[What is being asked] Go through the listing below and count each line with the word "Potential" in it; return only the count.

[Data for the task]
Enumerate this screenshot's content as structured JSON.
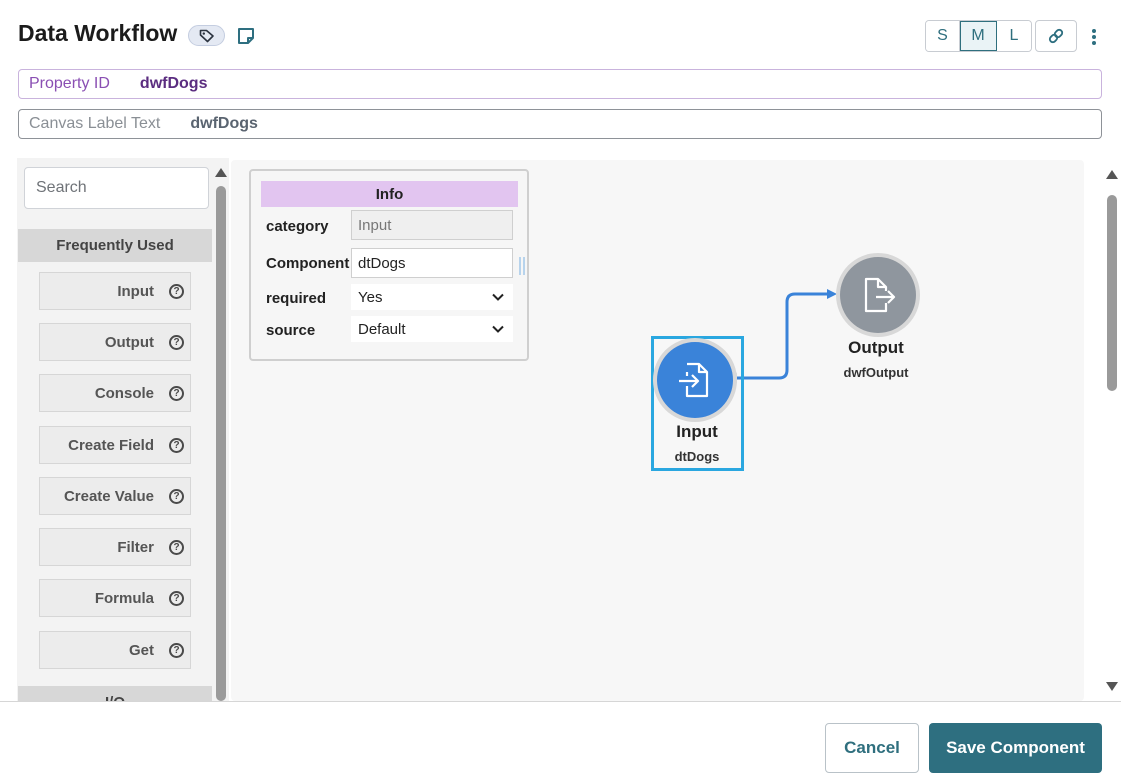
{
  "header": {
    "title": "Data Workflow",
    "sizes": [
      "S",
      "M",
      "L"
    ],
    "active_size": "M",
    "icons": [
      "tag-icon",
      "note-icon",
      "link-icon",
      "kebab-menu-icon"
    ]
  },
  "fields": {
    "property_id": {
      "label": "Property ID",
      "value": "dwfDogs"
    },
    "canvas_label": {
      "label": "Canvas Label Text",
      "value": "dwfDogs"
    }
  },
  "palette": {
    "search_placeholder": "Search",
    "section_frequently_used": "Frequently Used",
    "section_next": "I/O",
    "items": [
      "Input",
      "Output",
      "Console",
      "Create Field",
      "Create Value",
      "Filter",
      "Formula",
      "Get"
    ]
  },
  "info_panel": {
    "title": "Info",
    "rows": {
      "category": {
        "label": "category",
        "value": "Input"
      },
      "component": {
        "label": "Component",
        "value": "dtDogs"
      },
      "required": {
        "label": "required",
        "value": "Yes"
      },
      "source": {
        "label": "source",
        "value": "Default"
      }
    }
  },
  "nodes": {
    "input": {
      "title": "Input",
      "subtitle": "dtDogs",
      "color": "#3a83d9"
    },
    "output": {
      "title": "Output",
      "subtitle": "dwfOutput",
      "color": "#8f969e"
    }
  },
  "footer": {
    "cancel_label": "Cancel",
    "save_label": "Save Component"
  }
}
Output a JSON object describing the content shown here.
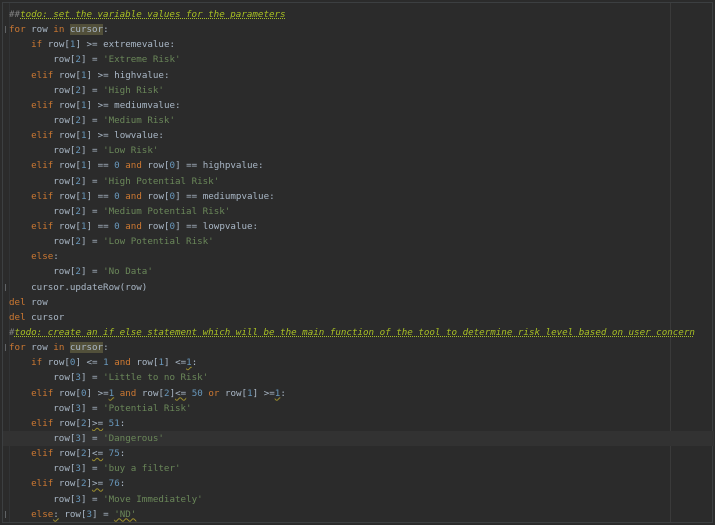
{
  "editor": {
    "lines": [
      [
        [
          "cmt",
          "##"
        ],
        [
          "todo",
          "todo: set the variable values for the parameters"
        ]
      ],
      [
        [
          "kw",
          "for "
        ],
        [
          "id",
          "row "
        ],
        [
          "kw",
          "in "
        ],
        [
          "hl",
          "cursor"
        ],
        [
          "id",
          ":"
        ]
      ],
      [
        [
          "id",
          "    "
        ],
        [
          "kw",
          "if "
        ],
        [
          "id",
          "row["
        ],
        [
          "num",
          "1"
        ],
        [
          "id",
          "] >= extremevalue:"
        ]
      ],
      [
        [
          "id",
          "        row["
        ],
        [
          "num",
          "2"
        ],
        [
          "id",
          "] = "
        ],
        [
          "str",
          "'Extreme Risk'"
        ]
      ],
      [
        [
          "id",
          "    "
        ],
        [
          "kw",
          "elif "
        ],
        [
          "id",
          "row["
        ],
        [
          "num",
          "1"
        ],
        [
          "id",
          "] >= highvalue:"
        ]
      ],
      [
        [
          "id",
          "        row["
        ],
        [
          "num",
          "2"
        ],
        [
          "id",
          "] = "
        ],
        [
          "str",
          "'High Risk'"
        ]
      ],
      [
        [
          "id",
          "    "
        ],
        [
          "kw",
          "elif "
        ],
        [
          "id",
          "row["
        ],
        [
          "num",
          "1"
        ],
        [
          "id",
          "] >= mediumvalue:"
        ]
      ],
      [
        [
          "id",
          "        row["
        ],
        [
          "num",
          "2"
        ],
        [
          "id",
          "] = "
        ],
        [
          "str",
          "'Medium Risk'"
        ]
      ],
      [
        [
          "id",
          "    "
        ],
        [
          "kw",
          "elif "
        ],
        [
          "id",
          "row["
        ],
        [
          "num",
          "1"
        ],
        [
          "id",
          "] >= lowvalue:"
        ]
      ],
      [
        [
          "id",
          "        row["
        ],
        [
          "num",
          "2"
        ],
        [
          "id",
          "] = "
        ],
        [
          "str",
          "'Low Risk'"
        ]
      ],
      [
        [
          "id",
          "    "
        ],
        [
          "kw",
          "elif "
        ],
        [
          "id",
          "row["
        ],
        [
          "num",
          "1"
        ],
        [
          "id",
          "] == "
        ],
        [
          "num",
          "0 "
        ],
        [
          "kw",
          "and "
        ],
        [
          "id",
          "row["
        ],
        [
          "num",
          "0"
        ],
        [
          "id",
          "] == highpvalue:"
        ]
      ],
      [
        [
          "id",
          "        row["
        ],
        [
          "num",
          "2"
        ],
        [
          "id",
          "] = "
        ],
        [
          "str",
          "'High Potential Risk'"
        ]
      ],
      [
        [
          "id",
          "    "
        ],
        [
          "kw",
          "elif "
        ],
        [
          "id",
          "row["
        ],
        [
          "num",
          "1"
        ],
        [
          "id",
          "] == "
        ],
        [
          "num",
          "0 "
        ],
        [
          "kw",
          "and "
        ],
        [
          "id",
          "row["
        ],
        [
          "num",
          "0"
        ],
        [
          "id",
          "] == mediumpvalue:"
        ]
      ],
      [
        [
          "id",
          "        row["
        ],
        [
          "num",
          "2"
        ],
        [
          "id",
          "] = "
        ],
        [
          "str",
          "'Medium Potential Risk'"
        ]
      ],
      [
        [
          "id",
          "    "
        ],
        [
          "kw",
          "elif "
        ],
        [
          "id",
          "row["
        ],
        [
          "num",
          "1"
        ],
        [
          "id",
          "] == "
        ],
        [
          "num",
          "0 "
        ],
        [
          "kw",
          "and "
        ],
        [
          "id",
          "row["
        ],
        [
          "num",
          "0"
        ],
        [
          "id",
          "] == lowpvalue:"
        ]
      ],
      [
        [
          "id",
          "        row["
        ],
        [
          "num",
          "2"
        ],
        [
          "id",
          "] = "
        ],
        [
          "str",
          "'Low Potential Risk'"
        ]
      ],
      [
        [
          "id",
          "    "
        ],
        [
          "kw",
          "else"
        ],
        [
          "id",
          ":"
        ]
      ],
      [
        [
          "id",
          "        row["
        ],
        [
          "num",
          "2"
        ],
        [
          "id",
          "] = "
        ],
        [
          "str",
          "'No Data'"
        ]
      ],
      [
        [
          "id",
          "    cursor.updateRow(row)"
        ]
      ],
      [
        [
          "kw",
          "del "
        ],
        [
          "id",
          "row"
        ]
      ],
      [
        [
          "kw",
          "del "
        ],
        [
          "id",
          "cursor"
        ]
      ],
      [
        [
          "cmt",
          "#"
        ],
        [
          "todo",
          "todo: create an if else statement which will be the main function of the tool to determine risk level based on user concern"
        ]
      ],
      [
        [
          "kw",
          "for "
        ],
        [
          "id",
          "row "
        ],
        [
          "kw",
          "in "
        ],
        [
          "hl",
          "cursor"
        ],
        [
          "id",
          ":"
        ]
      ],
      [
        [
          "id",
          "    "
        ],
        [
          "kw",
          "if "
        ],
        [
          "id",
          "row["
        ],
        [
          "num",
          "0"
        ],
        [
          "id",
          "] <= "
        ],
        [
          "num",
          "1 "
        ],
        [
          "kw",
          "and "
        ],
        [
          "id",
          "row["
        ],
        [
          "num",
          "1"
        ],
        [
          "id",
          "] <="
        ],
        [
          "numw",
          "1"
        ],
        [
          "id",
          ":"
        ]
      ],
      [
        [
          "id",
          "        row["
        ],
        [
          "num",
          "3"
        ],
        [
          "id",
          "] = "
        ],
        [
          "str",
          "'Little to no Risk'"
        ]
      ],
      [
        [
          "id",
          "    "
        ],
        [
          "kw",
          "elif "
        ],
        [
          "id",
          "row["
        ],
        [
          "num",
          "0"
        ],
        [
          "id",
          "] >="
        ],
        [
          "numw",
          "1"
        ],
        [
          "id",
          " "
        ],
        [
          "kw",
          "and "
        ],
        [
          "id",
          "row["
        ],
        [
          "num",
          "2"
        ],
        [
          "id",
          "]"
        ],
        [
          "wavy",
          "<="
        ],
        [
          "id",
          " "
        ],
        [
          "num",
          "50 "
        ],
        [
          "kw",
          "or "
        ],
        [
          "id",
          "row["
        ],
        [
          "num",
          "1"
        ],
        [
          "id",
          "] >="
        ],
        [
          "numw",
          "1"
        ],
        [
          "id",
          ":"
        ]
      ],
      [
        [
          "id",
          "        row["
        ],
        [
          "num",
          "3"
        ],
        [
          "id",
          "] = "
        ],
        [
          "str",
          "'Potential Risk'"
        ]
      ],
      [
        [
          "id",
          "    "
        ],
        [
          "kw",
          "elif "
        ],
        [
          "id",
          "row["
        ],
        [
          "num",
          "2"
        ],
        [
          "id",
          "]"
        ],
        [
          "wavy",
          ">="
        ],
        [
          "id",
          " "
        ],
        [
          "num",
          "51"
        ],
        [
          "id",
          ":"
        ]
      ],
      [
        [
          "id",
          "        row["
        ],
        [
          "num",
          "3"
        ],
        [
          "id",
          "] = "
        ],
        [
          "str",
          "'Dangerous'"
        ]
      ],
      [
        [
          "id",
          "    "
        ],
        [
          "kw",
          "elif "
        ],
        [
          "id",
          "row["
        ],
        [
          "num",
          "2"
        ],
        [
          "id",
          "]"
        ],
        [
          "wavy",
          "<="
        ],
        [
          "id",
          " "
        ],
        [
          "num",
          "75"
        ],
        [
          "id",
          ":"
        ]
      ],
      [
        [
          "id",
          "        row["
        ],
        [
          "num",
          "3"
        ],
        [
          "id",
          "] = "
        ],
        [
          "str",
          "'buy a filter'"
        ]
      ],
      [
        [
          "id",
          "    "
        ],
        [
          "kw",
          "elif "
        ],
        [
          "id",
          "row["
        ],
        [
          "num",
          "2"
        ],
        [
          "id",
          "]"
        ],
        [
          "wavy",
          ">="
        ],
        [
          "id",
          " "
        ],
        [
          "num",
          "76"
        ],
        [
          "id",
          ":"
        ]
      ],
      [
        [
          "id",
          "        row["
        ],
        [
          "num",
          "3"
        ],
        [
          "id",
          "] = "
        ],
        [
          "str",
          "'Move Immediately'"
        ]
      ],
      [
        [
          "id",
          "    "
        ],
        [
          "kw",
          "else"
        ],
        [
          "wavy",
          ":"
        ],
        [
          "id",
          " row["
        ],
        [
          "num",
          "3"
        ],
        [
          "id",
          "] = "
        ],
        [
          "strw",
          "'ND'"
        ]
      ]
    ],
    "current_line": 28,
    "fold_lines": [
      1,
      18,
      22,
      33
    ]
  },
  "colors": {
    "background": "#2b2b2b",
    "keyword": "#cc7832",
    "number": "#6897bb",
    "string": "#6a8759",
    "comment": "#808080",
    "todo": "#a8c023",
    "identifier": "#a9b7c6"
  }
}
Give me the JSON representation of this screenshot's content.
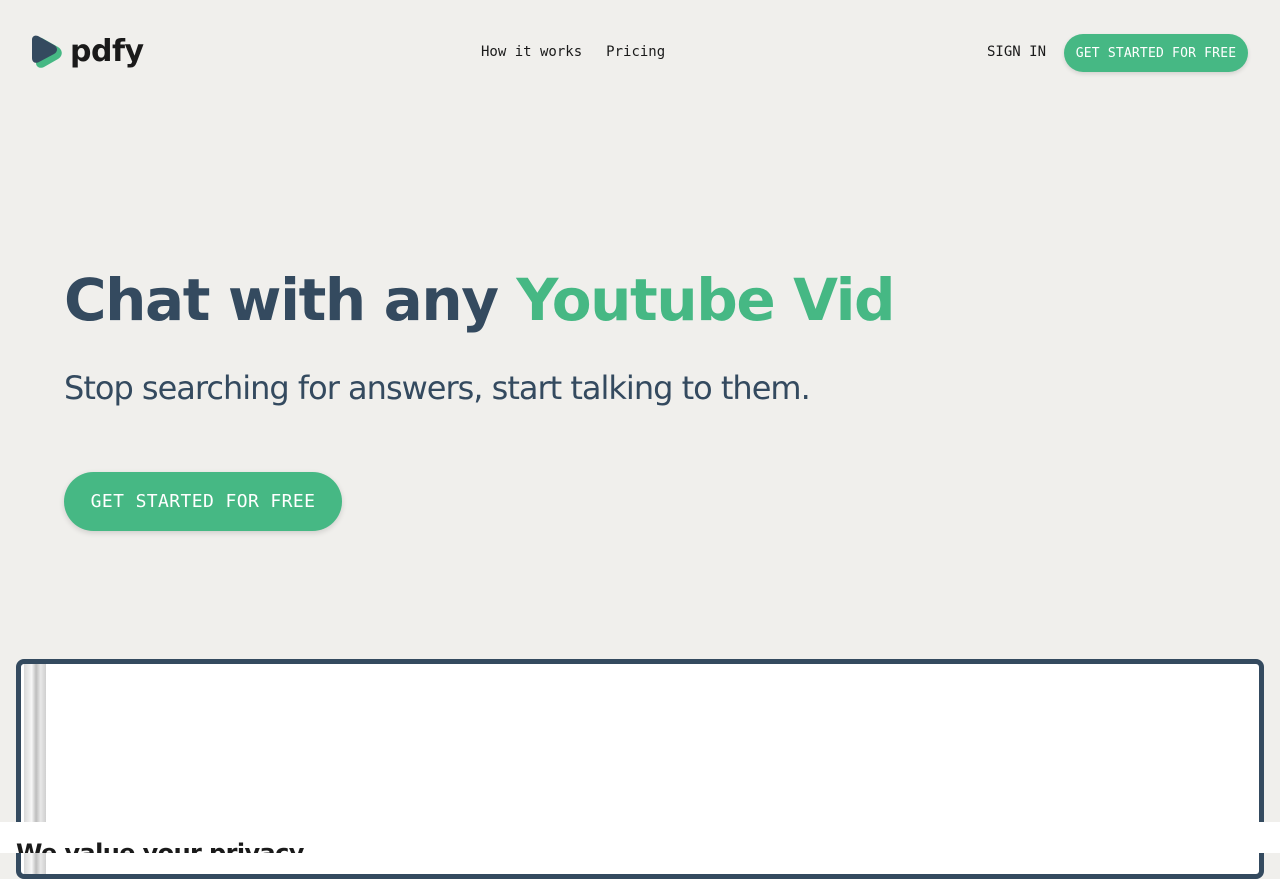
{
  "header": {
    "logo_text": "pdfy",
    "logo_icon": "play-leaf-icon",
    "nav": {
      "how_it_works": "How it works",
      "pricing": "Pricing"
    },
    "sign_in": "SIGN IN",
    "cta": "GET STARTED FOR FREE"
  },
  "hero": {
    "title_main": "Chat with any",
    "title_accent": "Youtube Vid",
    "subtitle": "Stop searching for answers, start talking to them.",
    "cta": "GET STARTED FOR FREE"
  },
  "privacy": {
    "title": "We value your privacy"
  },
  "colors": {
    "background": "#f0efec",
    "accent": "#46b884",
    "heading": "#344a5f",
    "logo_dark": "#344a5f"
  }
}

[Expected answer] 4